WHAT THE TASK ASKS: Each entry below must be repeated word for word.

MATERIAL FOR THIS EXERCISE:
####################
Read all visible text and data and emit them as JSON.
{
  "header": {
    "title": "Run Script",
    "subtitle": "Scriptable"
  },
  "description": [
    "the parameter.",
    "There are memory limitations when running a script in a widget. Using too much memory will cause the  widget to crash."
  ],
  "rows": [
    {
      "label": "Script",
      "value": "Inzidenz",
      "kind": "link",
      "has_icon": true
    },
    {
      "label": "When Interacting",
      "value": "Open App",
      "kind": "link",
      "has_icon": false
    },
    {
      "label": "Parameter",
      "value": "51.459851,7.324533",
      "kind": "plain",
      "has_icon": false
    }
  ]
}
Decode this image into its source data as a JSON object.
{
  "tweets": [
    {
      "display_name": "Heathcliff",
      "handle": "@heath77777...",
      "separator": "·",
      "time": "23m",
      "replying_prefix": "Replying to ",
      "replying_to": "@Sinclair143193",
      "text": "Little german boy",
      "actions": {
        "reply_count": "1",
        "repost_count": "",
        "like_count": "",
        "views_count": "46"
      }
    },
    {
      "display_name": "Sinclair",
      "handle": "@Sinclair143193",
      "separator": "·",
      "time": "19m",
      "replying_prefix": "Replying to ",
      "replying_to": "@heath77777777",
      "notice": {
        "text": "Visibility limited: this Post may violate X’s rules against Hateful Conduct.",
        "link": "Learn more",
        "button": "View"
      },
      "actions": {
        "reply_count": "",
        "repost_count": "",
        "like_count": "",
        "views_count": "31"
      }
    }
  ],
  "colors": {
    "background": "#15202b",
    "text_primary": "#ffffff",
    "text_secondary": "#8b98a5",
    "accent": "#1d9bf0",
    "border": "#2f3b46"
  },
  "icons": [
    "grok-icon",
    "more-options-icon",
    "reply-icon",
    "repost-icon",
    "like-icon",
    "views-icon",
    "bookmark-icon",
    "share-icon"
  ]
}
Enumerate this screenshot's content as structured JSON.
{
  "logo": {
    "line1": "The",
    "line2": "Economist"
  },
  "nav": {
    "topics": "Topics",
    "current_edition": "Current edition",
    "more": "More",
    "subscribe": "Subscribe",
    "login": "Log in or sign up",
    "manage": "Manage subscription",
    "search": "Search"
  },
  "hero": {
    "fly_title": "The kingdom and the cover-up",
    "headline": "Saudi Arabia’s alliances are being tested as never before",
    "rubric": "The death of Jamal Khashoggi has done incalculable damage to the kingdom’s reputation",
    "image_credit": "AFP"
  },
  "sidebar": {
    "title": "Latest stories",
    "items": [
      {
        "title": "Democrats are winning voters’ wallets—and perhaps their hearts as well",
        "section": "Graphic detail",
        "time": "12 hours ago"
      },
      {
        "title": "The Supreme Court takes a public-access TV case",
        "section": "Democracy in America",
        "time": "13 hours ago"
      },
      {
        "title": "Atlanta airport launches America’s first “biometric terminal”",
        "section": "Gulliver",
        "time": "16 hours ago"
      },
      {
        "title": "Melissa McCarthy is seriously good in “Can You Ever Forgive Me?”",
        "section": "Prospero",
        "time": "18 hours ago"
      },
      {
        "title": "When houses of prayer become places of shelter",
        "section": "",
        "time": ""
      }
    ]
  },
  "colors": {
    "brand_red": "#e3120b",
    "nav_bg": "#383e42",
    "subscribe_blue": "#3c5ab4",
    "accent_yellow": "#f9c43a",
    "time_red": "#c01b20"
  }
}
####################
OUTPUT OF THE EXERCISE:
Read all visible text and data and emit them as JSON.
{
  "header": {
    "title": "Run Script",
    "subtitle": "Scriptable"
  },
  "description": [
    "the parameter.",
    "There are memory limitations when running a script in a widget. Using too much memory will cause the  widget to crash."
  ],
  "rows": [
    {
      "label": "Script",
      "value": "Inzidenz",
      "kind": "link",
      "has_icon": true
    },
    {
      "label": "When Interacting",
      "value": "Open App",
      "kind": "link",
      "has_icon": false
    },
    {
      "label": "Parameter",
      "value": "51.459851,7.324533",
      "kind": "plain",
      "has_icon": false
    }
  ]
}
Decode this image into its source data as a JSON object.
{
  "tweets": [
    {
      "display_name": "Heathcliff",
      "handle": "@heath77777...",
      "separator": "·",
      "time": "23m",
      "replying_prefix": "Replying to ",
      "replying_to": "@Sinclair143193",
      "text": "Little german boy",
      "actions": {
        "reply_count": "1",
        "repost_count": "",
        "like_count": "",
        "views_count": "46"
      }
    },
    {
      "display_name": "Sinclair",
      "handle": "@Sinclair143193",
      "separator": "·",
      "time": "19m",
      "replying_prefix": "Replying to ",
      "replying_to": "@heath77777777",
      "notice": {
        "text": "Visibility limited: this Post may violate X’s rules against Hateful Conduct.",
        "link": "Learn more",
        "button": "View"
      },
      "actions": {
        "reply_count": "",
        "repost_count": "",
        "like_count": "",
        "views_count": "31"
      }
    }
  ],
  "colors": {
    "background": "#15202b",
    "text_primary": "#ffffff",
    "text_secondary": "#8b98a5",
    "accent": "#1d9bf0",
    "border": "#2f3b46"
  },
  "icons": [
    "grok-icon",
    "more-options-icon",
    "reply-icon",
    "repost-icon",
    "like-icon",
    "views-icon",
    "bookmark-icon",
    "share-icon"
  ]
}
Enumerate this screenshot's content as structured JSON.
{
  "logo": {
    "line1": "The",
    "line2": "Economist"
  },
  "nav": {
    "topics": "Topics",
    "current_edition": "Current edition",
    "more": "More",
    "subscribe": "Subscribe",
    "login": "Log in or sign up",
    "manage": "Manage subscription",
    "search": "Search"
  },
  "hero": {
    "fly_title": "The kingdom and the cover-up",
    "headline": "Saudi Arabia’s alliances are being tested as never before",
    "rubric": "The death of Jamal Khashoggi has done incalculable damage to the kingdom’s reputation",
    "image_credit": "AFP"
  },
  "sidebar": {
    "title": "Latest stories",
    "items": [
      {
        "title": "Democrats are winning voters’ wallets—and perhaps their hearts as well",
        "section": "Graphic detail",
        "time": "12 hours ago"
      },
      {
        "title": "The Supreme Court takes a public-access TV case",
        "section": "Democracy in America",
        "time": "13 hours ago"
      },
      {
        "title": "Atlanta airport launches America’s first “biometric terminal”",
        "section": "Gulliver",
        "time": "16 hours ago"
      },
      {
        "title": "Melissa McCarthy is seriously good in “Can You Ever Forgive Me?”",
        "section": "Prospero",
        "time": "18 hours ago"
      },
      {
        "title": "When houses of prayer become places of shelter",
        "section": "",
        "time": ""
      }
    ]
  },
  "colors": {
    "brand_red": "#e3120b",
    "nav_bg": "#383e42",
    "subscribe_blue": "#3c5ab4",
    "accent_yellow": "#f9c43a",
    "time_red": "#c01b20"
  }
}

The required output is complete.